DIRECTIONS FOR THIS TASK »
The entries are to be duplicated exactly, though any picture in them must be omitted.

TASK INPUTS »
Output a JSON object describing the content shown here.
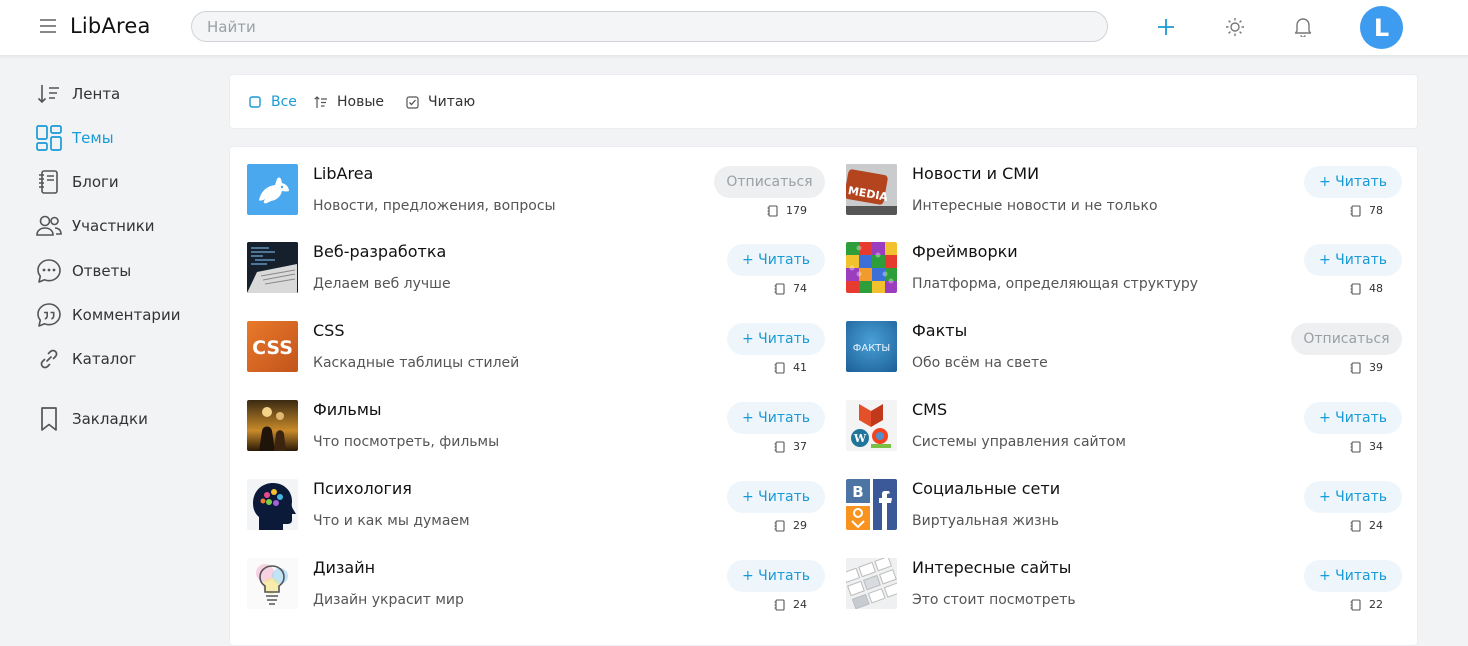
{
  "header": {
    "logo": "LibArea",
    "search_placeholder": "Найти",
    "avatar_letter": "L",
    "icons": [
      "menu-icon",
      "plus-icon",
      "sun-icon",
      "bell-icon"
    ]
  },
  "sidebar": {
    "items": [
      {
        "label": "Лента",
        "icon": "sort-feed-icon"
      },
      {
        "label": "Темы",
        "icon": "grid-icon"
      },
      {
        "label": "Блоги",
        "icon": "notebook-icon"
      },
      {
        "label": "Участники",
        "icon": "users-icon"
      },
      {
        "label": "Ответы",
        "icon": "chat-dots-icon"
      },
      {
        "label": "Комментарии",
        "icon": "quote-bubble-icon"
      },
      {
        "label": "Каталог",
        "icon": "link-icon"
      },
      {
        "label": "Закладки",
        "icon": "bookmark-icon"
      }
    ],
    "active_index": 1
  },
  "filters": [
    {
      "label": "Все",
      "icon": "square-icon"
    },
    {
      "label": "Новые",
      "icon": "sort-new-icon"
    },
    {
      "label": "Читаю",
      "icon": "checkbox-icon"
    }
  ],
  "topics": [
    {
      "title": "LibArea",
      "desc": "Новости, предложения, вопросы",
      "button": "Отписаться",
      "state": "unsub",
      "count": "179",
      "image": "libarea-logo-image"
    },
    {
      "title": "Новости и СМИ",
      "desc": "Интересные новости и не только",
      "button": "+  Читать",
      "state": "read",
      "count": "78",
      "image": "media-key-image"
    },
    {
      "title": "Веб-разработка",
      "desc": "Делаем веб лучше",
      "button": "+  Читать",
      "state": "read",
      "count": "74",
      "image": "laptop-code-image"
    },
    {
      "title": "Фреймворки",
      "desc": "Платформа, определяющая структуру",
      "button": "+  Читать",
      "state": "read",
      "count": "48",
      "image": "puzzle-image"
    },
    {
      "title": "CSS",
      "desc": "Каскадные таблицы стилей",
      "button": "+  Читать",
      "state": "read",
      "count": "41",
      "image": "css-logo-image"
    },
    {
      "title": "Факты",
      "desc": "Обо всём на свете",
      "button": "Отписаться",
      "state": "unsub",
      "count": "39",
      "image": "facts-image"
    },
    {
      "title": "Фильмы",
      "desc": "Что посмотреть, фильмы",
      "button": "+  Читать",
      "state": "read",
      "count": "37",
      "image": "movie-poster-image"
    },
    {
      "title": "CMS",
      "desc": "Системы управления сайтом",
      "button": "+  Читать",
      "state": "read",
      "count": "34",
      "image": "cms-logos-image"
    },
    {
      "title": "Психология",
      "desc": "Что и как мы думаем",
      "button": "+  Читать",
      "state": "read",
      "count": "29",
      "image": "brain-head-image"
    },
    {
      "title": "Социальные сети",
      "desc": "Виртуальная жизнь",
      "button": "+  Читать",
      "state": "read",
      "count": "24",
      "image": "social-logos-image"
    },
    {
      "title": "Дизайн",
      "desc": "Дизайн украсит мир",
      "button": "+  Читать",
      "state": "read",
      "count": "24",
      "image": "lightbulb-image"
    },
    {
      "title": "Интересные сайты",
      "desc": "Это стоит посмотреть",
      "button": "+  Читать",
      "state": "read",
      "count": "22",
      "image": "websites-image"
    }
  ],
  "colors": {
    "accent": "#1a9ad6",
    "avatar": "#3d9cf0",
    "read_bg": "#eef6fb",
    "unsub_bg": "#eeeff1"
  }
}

RESULT FOR THIS TASK »
Output a JSON object describing the content shown here.
{
  "header": {
    "logo": "LibArea",
    "search_placeholder": "Найти",
    "avatar_letter": "L",
    "icons": [
      "menu-icon",
      "plus-icon",
      "sun-icon",
      "bell-icon"
    ]
  },
  "sidebar": {
    "items": [
      {
        "label": "Лента",
        "icon": "sort-feed-icon"
      },
      {
        "label": "Темы",
        "icon": "grid-icon"
      },
      {
        "label": "Блоги",
        "icon": "notebook-icon"
      },
      {
        "label": "Участники",
        "icon": "users-icon"
      },
      {
        "label": "Ответы",
        "icon": "chat-dots-icon"
      },
      {
        "label": "Комментарии",
        "icon": "quote-bubble-icon"
      },
      {
        "label": "Каталог",
        "icon": "link-icon"
      },
      {
        "label": "Закладки",
        "icon": "bookmark-icon"
      }
    ],
    "active_index": 1
  },
  "filters": [
    {
      "label": "Все",
      "icon": "square-icon"
    },
    {
      "label": "Новые",
      "icon": "sort-new-icon"
    },
    {
      "label": "Читаю",
      "icon": "checkbox-icon"
    }
  ],
  "topics": [
    {
      "title": "LibArea",
      "desc": "Новости, предложения, вопросы",
      "button": "Отписаться",
      "state": "unsub",
      "count": "179",
      "image": "libarea-logo-image"
    },
    {
      "title": "Новости и СМИ",
      "desc": "Интересные новости и не только",
      "button": "+  Читать",
      "state": "read",
      "count": "78",
      "image": "media-key-image"
    },
    {
      "title": "Веб-разработка",
      "desc": "Делаем веб лучше",
      "button": "+  Читать",
      "state": "read",
      "count": "74",
      "image": "laptop-code-image"
    },
    {
      "title": "Фреймворки",
      "desc": "Платформа, определяющая структуру",
      "button": "+  Читать",
      "state": "read",
      "count": "48",
      "image": "puzzle-image"
    },
    {
      "title": "CSS",
      "desc": "Каскадные таблицы стилей",
      "button": "+  Читать",
      "state": "read",
      "count": "41",
      "image": "css-logo-image"
    },
    {
      "title": "Факты",
      "desc": "Обо всём на свете",
      "button": "Отписаться",
      "state": "unsub",
      "count": "39",
      "image": "facts-image"
    },
    {
      "title": "Фильмы",
      "desc": "Что посмотреть, фильмы",
      "button": "+  Читать",
      "state": "read",
      "count": "37",
      "image": "movie-poster-image"
    },
    {
      "title": "CMS",
      "desc": "Системы управления сайтом",
      "button": "+  Читать",
      "state": "read",
      "count": "34",
      "image": "cms-logos-image"
    },
    {
      "title": "Психология",
      "desc": "Что и как мы думаем",
      "button": "+  Читать",
      "state": "read",
      "count": "29",
      "image": "brain-head-image"
    },
    {
      "title": "Социальные сети",
      "desc": "Виртуальная жизнь",
      "button": "+  Читать",
      "state": "read",
      "count": "24",
      "image": "social-logos-image"
    },
    {
      "title": "Дизайн",
      "desc": "Дизайн украсит мир",
      "button": "+  Читать",
      "state": "read",
      "count": "24",
      "image": "lightbulb-image"
    },
    {
      "title": "Интересные сайты",
      "desc": "Это стоит посмотреть",
      "button": "+  Читать",
      "state": "read",
      "count": "22",
      "image": "websites-image"
    }
  ],
  "colors": {
    "accent": "#1a9ad6",
    "avatar": "#3d9cf0",
    "read_bg": "#eef6fb",
    "unsub_bg": "#eeeff1"
  }
}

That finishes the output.